▸ PROMPT:
Return the records that follow unaltered. Omit every picture.

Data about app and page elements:
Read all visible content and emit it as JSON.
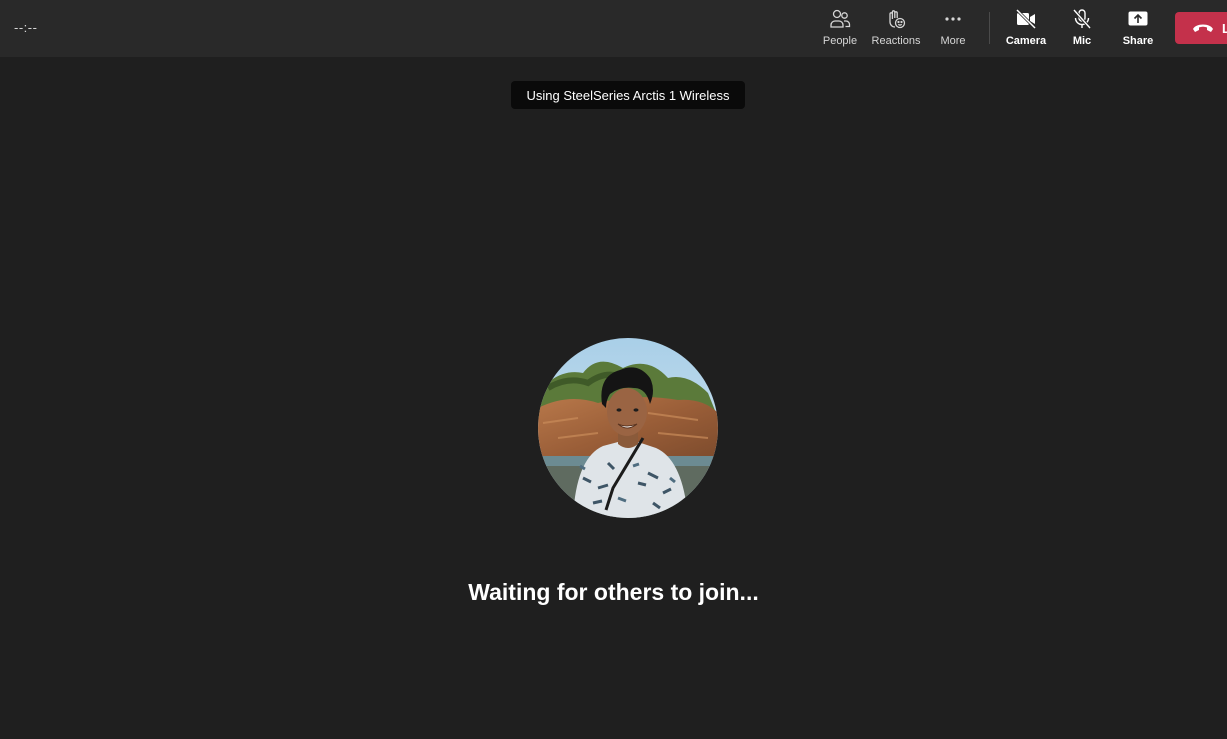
{
  "call": {
    "timer": "--:--"
  },
  "toolbar": {
    "people_label": "People",
    "reactions_label": "Reactions",
    "more_label": "More",
    "camera_label": "Camera",
    "mic_label": "Mic",
    "share_label": "Share",
    "leave_label": "L"
  },
  "toast": {
    "device": "Using SteelSeries Arctis 1 Wireless"
  },
  "stage": {
    "status": "Waiting for others to join..."
  },
  "colors": {
    "background": "#1f1f1f",
    "topbar": "#292929",
    "leave": "#c4314b"
  },
  "icons": [
    "people-icon",
    "reactions-icon",
    "more-icon",
    "camera-off-icon",
    "mic-off-icon",
    "share-icon",
    "hang-up-icon"
  ]
}
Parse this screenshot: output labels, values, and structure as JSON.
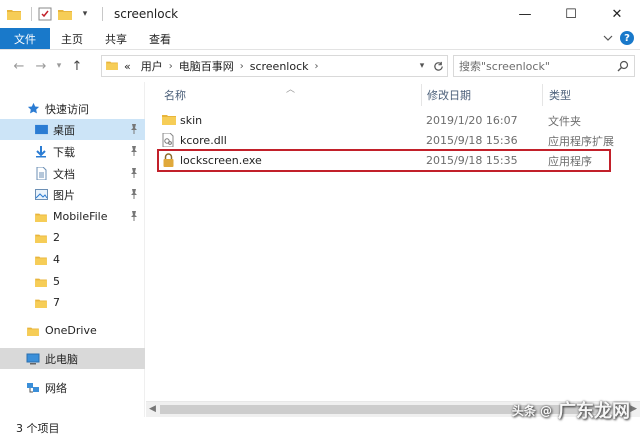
{
  "window": {
    "title": "screenlock",
    "controls": {
      "minimize": "—",
      "maximize": "☐",
      "close": "✕"
    }
  },
  "ribbon": {
    "tabs": [
      "文件",
      "主页",
      "共享",
      "查看"
    ],
    "help": "?"
  },
  "address": {
    "prefix": "«",
    "crumbs": [
      "用户",
      "电脑百事网",
      "screenlock"
    ],
    "search_placeholder": "搜索\"screenlock\""
  },
  "navpane": {
    "quick_access": "快速访问",
    "items": [
      {
        "label": "桌面",
        "icon": "desktop-icon",
        "pinned": true
      },
      {
        "label": "下载",
        "icon": "download-icon",
        "pinned": true
      },
      {
        "label": "文档",
        "icon": "document-icon",
        "pinned": true
      },
      {
        "label": "图片",
        "icon": "picture-icon",
        "pinned": true
      },
      {
        "label": "MobileFile",
        "icon": "folder-icon",
        "pinned": true
      },
      {
        "label": "2",
        "icon": "folder-icon",
        "pinned": false
      },
      {
        "label": "4",
        "icon": "folder-icon",
        "pinned": false
      },
      {
        "label": "5",
        "icon": "folder-icon",
        "pinned": false
      },
      {
        "label": "7",
        "icon": "folder-icon",
        "pinned": false
      }
    ],
    "onedrive": "OneDrive",
    "this_pc": "此电脑",
    "network": "网络"
  },
  "columns": {
    "name": "名称",
    "date": "修改日期",
    "type": "类型"
  },
  "files": [
    {
      "name": "skin",
      "date": "2019/1/20 16:07",
      "type": "文件夹",
      "icon": "folder-icon"
    },
    {
      "name": "kcore.dll",
      "date": "2015/9/18 15:36",
      "type": "应用程序扩展",
      "icon": "dll-file-icon"
    },
    {
      "name": "lockscreen.exe",
      "date": "2015/9/18 15:35",
      "type": "应用程序",
      "icon": "lock-exe-icon"
    }
  ],
  "status": {
    "count": "3 个项目"
  },
  "watermark": {
    "prefix": "头条 @",
    "text": "广东龙网"
  },
  "colors": {
    "accent": "#1979ca",
    "highlight": "#c2202a",
    "folder": "#e8b53c"
  }
}
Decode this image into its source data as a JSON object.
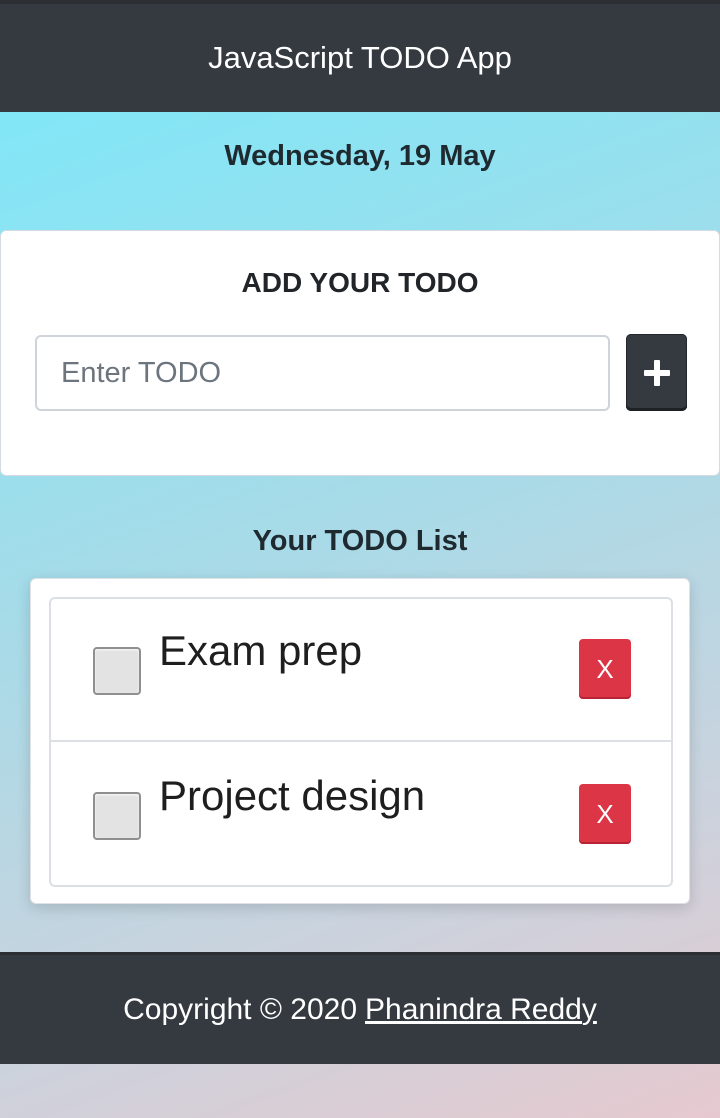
{
  "header": {
    "title": "JavaScript TODO App"
  },
  "date": "Wednesday, 19 May",
  "add_section": {
    "heading": "ADD YOUR TODO",
    "input_placeholder": "Enter TODO",
    "input_value": "",
    "add_icon": "plus-icon"
  },
  "list_section": {
    "heading": "Your TODO List",
    "items": [
      {
        "text": "Exam prep",
        "checked": false,
        "delete_label": "X"
      },
      {
        "text": "Project design",
        "checked": false,
        "delete_label": "X"
      }
    ]
  },
  "footer": {
    "copyright": "Copyright © 2020",
    "author_link": "Phanindra Reddy"
  },
  "colors": {
    "dark": "#343a40",
    "danger": "#dc3545",
    "gradient_start": "#79e9fa",
    "gradient_end": "#e6c9cf"
  }
}
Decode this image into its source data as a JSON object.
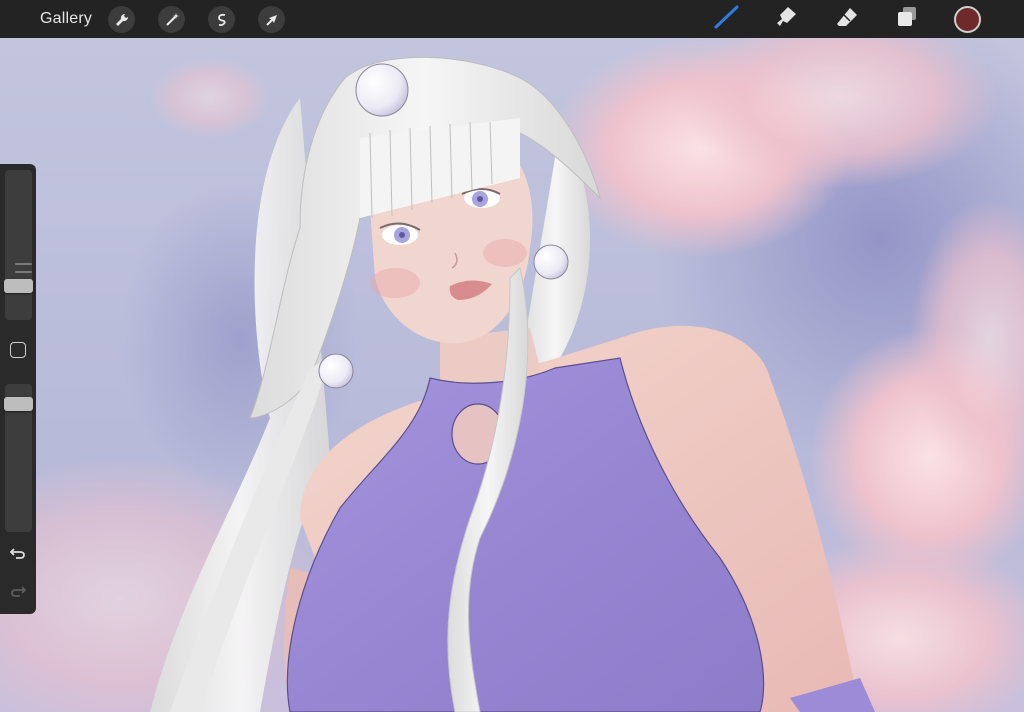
{
  "app": {
    "gallery_label": "Gallery"
  },
  "toolbar": {
    "actions": [
      {
        "icon": "wrench-icon",
        "name": "actions"
      },
      {
        "icon": "magic-wand-icon",
        "name": "adjustments"
      },
      {
        "icon": "selection-s-icon",
        "name": "selection"
      },
      {
        "icon": "arrow-cursor-icon",
        "name": "transform"
      }
    ],
    "tools": [
      {
        "icon": "brush-icon",
        "name": "paint",
        "active": true
      },
      {
        "icon": "smudge-icon",
        "name": "smudge",
        "active": false
      },
      {
        "icon": "eraser-icon",
        "name": "erase",
        "active": false
      },
      {
        "icon": "layers-icon",
        "name": "layers",
        "active": false
      }
    ],
    "current_color": "#6e2a2a",
    "active_tool_color": "#2f7de1"
  },
  "sidebar": {
    "brush_size_level": 0.2,
    "opacity_level": 0.9,
    "icons": [
      "modify-square-icon",
      "undo-icon",
      "redo-icon"
    ]
  },
  "colors": {
    "toolbar_bg": "#232323",
    "sidebar_bg": "#2a2a2a",
    "sky": "#b9bcd9",
    "top_fabric": "#9b89d6",
    "skin": "#efc9c2",
    "hair": "#eeeeee",
    "cloud_pink": "#f3c8d0"
  }
}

▸ RESULT OF THE EXERCISE:
Read all visible content and emit it as JSON.
{
  "call": {
    "timer": "--:--"
  },
  "toolbar": {
    "people_label": "People",
    "reactions_label": "Reactions",
    "more_label": "More",
    "camera_label": "Camera",
    "mic_label": "Mic",
    "share_label": "Share",
    "leave_label": "L"
  },
  "toast": {
    "device": "Using SteelSeries Arctis 1 Wireless"
  },
  "stage": {
    "status": "Waiting for others to join..."
  },
  "colors": {
    "background": "#1f1f1f",
    "topbar": "#292929",
    "leave": "#c4314b"
  },
  "icons": [
    "people-icon",
    "reactions-icon",
    "more-icon",
    "camera-off-icon",
    "mic-off-icon",
    "share-icon",
    "hang-up-icon"
  ]
}
Parse this screenshot: output labels, values, and structure as JSON.
{
  "window": {
    "title": "screenlock",
    "controls": {
      "minimize": "—",
      "maximize": "☐",
      "close": "✕"
    }
  },
  "ribbon": {
    "tabs": [
      "文件",
      "主页",
      "共享",
      "查看"
    ],
    "help": "?"
  },
  "address": {
    "prefix": "«",
    "crumbs": [
      "用户",
      "电脑百事网",
      "screenlock"
    ],
    "search_placeholder": "搜索\"screenlock\""
  },
  "navpane": {
    "quick_access": "快速访问",
    "items": [
      {
        "label": "桌面",
        "icon": "desktop-icon",
        "pinned": true
      },
      {
        "label": "下载",
        "icon": "download-icon",
        "pinned": true
      },
      {
        "label": "文档",
        "icon": "document-icon",
        "pinned": true
      },
      {
        "label": "图片",
        "icon": "picture-icon",
        "pinned": true
      },
      {
        "label": "MobileFile",
        "icon": "folder-icon",
        "pinned": true
      },
      {
        "label": "2",
        "icon": "folder-icon",
        "pinned": false
      },
      {
        "label": "4",
        "icon": "folder-icon",
        "pinned": false
      },
      {
        "label": "5",
        "icon": "folder-icon",
        "pinned": false
      },
      {
        "label": "7",
        "icon": "folder-icon",
        "pinned": false
      }
    ],
    "onedrive": "OneDrive",
    "this_pc": "此电脑",
    "network": "网络"
  },
  "columns": {
    "name": "名称",
    "date": "修改日期",
    "type": "类型"
  },
  "files": [
    {
      "name": "skin",
      "date": "2019/1/20 16:07",
      "type": "文件夹",
      "icon": "folder-icon"
    },
    {
      "name": "kcore.dll",
      "date": "2015/9/18 15:36",
      "type": "应用程序扩展",
      "icon": "dll-file-icon"
    },
    {
      "name": "lockscreen.exe",
      "date": "2015/9/18 15:35",
      "type": "应用程序",
      "icon": "lock-exe-icon"
    }
  ],
  "status": {
    "count": "3 个项目"
  },
  "watermark": {
    "prefix": "头条 @",
    "text": "广东龙网"
  },
  "colors": {
    "accent": "#1979ca",
    "highlight": "#c2202a",
    "folder": "#e8b53c"
  }
}
Decode this image into its source data as a JSON object.
{
  "header": {
    "title": "JavaScript TODO App"
  },
  "date": "Wednesday, 19 May",
  "add_section": {
    "heading": "ADD YOUR TODO",
    "input_placeholder": "Enter TODO",
    "input_value": "",
    "add_icon": "plus-icon"
  },
  "list_section": {
    "heading": "Your TODO List",
    "items": [
      {
        "text": "Exam prep",
        "checked": false,
        "delete_label": "X"
      },
      {
        "text": "Project design",
        "checked": false,
        "delete_label": "X"
      }
    ]
  },
  "footer": {
    "copyright": "Copyright © 2020",
    "author_link": "Phanindra Reddy"
  },
  "colors": {
    "dark": "#343a40",
    "danger": "#dc3545",
    "gradient_start": "#79e9fa",
    "gradient_end": "#e6c9cf"
  }
}
Decode this image into its source data as a JSON object.
{
  "app": {
    "gallery_label": "Gallery"
  },
  "toolbar": {
    "actions": [
      {
        "icon": "wrench-icon",
        "name": "actions"
      },
      {
        "icon": "magic-wand-icon",
        "name": "adjustments"
      },
      {
        "icon": "selection-s-icon",
        "name": "selection"
      },
      {
        "icon": "arrow-cursor-icon",
        "name": "transform"
      }
    ],
    "tools": [
      {
        "icon": "brush-icon",
        "name": "paint",
        "active": true
      },
      {
        "icon": "smudge-icon",
        "name": "smudge",
        "active": false
      },
      {
        "icon": "eraser-icon",
        "name": "erase",
        "active": false
      },
      {
        "icon": "layers-icon",
        "name": "layers",
        "active": false
      }
    ],
    "current_color": "#6e2a2a",
    "active_tool_color": "#2f7de1"
  },
  "sidebar": {
    "brush_size_level": 0.2,
    "opacity_level": 0.9,
    "icons": [
      "modify-square-icon",
      "undo-icon",
      "redo-icon"
    ]
  },
  "colors": {
    "toolbar_bg": "#232323",
    "sidebar_bg": "#2a2a2a",
    "sky": "#b9bcd9",
    "top_fabric": "#9b89d6",
    "skin": "#efc9c2",
    "hair": "#eeeeee",
    "cloud_pink": "#f3c8d0"
  }
}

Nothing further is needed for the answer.